Indeed, while the private sector is shrinking, governments are adding more jobs than they usually do at the beginning of an upturn. Over the past year, government employment has risen by 1%. By comparison, the public sectors job gain in the first year of past recoveries has averaged 0.1%, calculates Mark M. Zandi, an economist at Regional Financial Associates Inc., making government the only employment category in which employment recovery has outstripped the norm. And while the jobless rate in the private sector rose from 7.4% in January to 8% in June, the jobless rate among government workers dropped from 3.9% to 3.5%, which helped hold down the overall increase.

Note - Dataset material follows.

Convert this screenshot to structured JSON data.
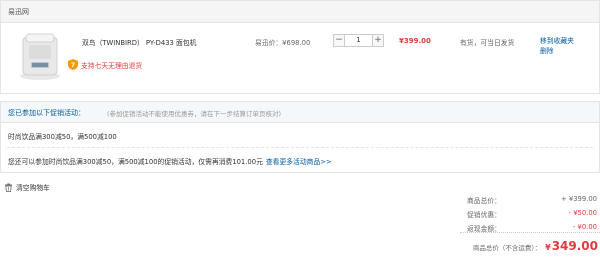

But will budget-strapped governments be able to keep hiring if the economy loses momentum again? They wont motor ahead, but theyll trend higher, says Steven D. Gold, director of the Center for the Study of the States at the State University of New York at Albany. People dont want their services reduced. And with school enrollments increasing, its likely that the demand for teachers will continue to grow. That means that oft-berated government jobs may again turn out to be a lifeline for a tottering economy.